**** INPUT ****

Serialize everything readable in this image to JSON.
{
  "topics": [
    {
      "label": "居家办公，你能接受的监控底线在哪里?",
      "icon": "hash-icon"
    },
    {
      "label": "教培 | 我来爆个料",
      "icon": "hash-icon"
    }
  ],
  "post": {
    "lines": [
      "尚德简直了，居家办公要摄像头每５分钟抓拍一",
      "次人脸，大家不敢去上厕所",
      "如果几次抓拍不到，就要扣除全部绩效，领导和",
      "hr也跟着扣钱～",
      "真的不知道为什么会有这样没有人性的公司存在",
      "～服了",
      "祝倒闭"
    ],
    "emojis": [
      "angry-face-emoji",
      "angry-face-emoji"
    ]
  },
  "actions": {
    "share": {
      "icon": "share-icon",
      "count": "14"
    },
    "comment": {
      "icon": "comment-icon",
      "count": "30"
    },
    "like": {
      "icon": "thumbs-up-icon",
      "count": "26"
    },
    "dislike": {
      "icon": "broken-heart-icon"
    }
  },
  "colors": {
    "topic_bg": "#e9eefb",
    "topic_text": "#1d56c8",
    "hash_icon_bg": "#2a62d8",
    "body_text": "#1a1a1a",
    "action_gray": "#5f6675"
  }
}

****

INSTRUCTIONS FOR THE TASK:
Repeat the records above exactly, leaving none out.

EXPECTED ANSWER:
Serialize everything readable in this image to JSON.
{
  "topics": [
    {
      "label": "居家办公，你能接受的监控底线在哪里?",
      "icon": "hash-icon"
    },
    {
      "label": "教培 | 我来爆个料",
      "icon": "hash-icon"
    }
  ],
  "post": {
    "lines": [
      "尚德简直了，居家办公要摄像头每５分钟抓拍一",
      "次人脸，大家不敢去上厕所",
      "如果几次抓拍不到，就要扣除全部绩效，领导和",
      "hr也跟着扣钱～",
      "真的不知道为什么会有这样没有人性的公司存在",
      "～服了",
      "祝倒闭"
    ],
    "emojis": [
      "angry-face-emoji",
      "angry-face-emoji"
    ]
  },
  "actions": {
    "share": {
      "icon": "share-icon",
      "count": "14"
    },
    "comment": {
      "icon": "comment-icon",
      "count": "30"
    },
    "like": {
      "icon": "thumbs-up-icon",
      "count": "26"
    },
    "dislike": {
      "icon": "broken-heart-icon"
    }
  },
  "colors": {
    "topic_bg": "#e9eefb",
    "topic_text": "#1d56c8",
    "hash_icon_bg": "#2a62d8",
    "body_text": "#1a1a1a",
    "action_gray": "#5f6675"
  }
}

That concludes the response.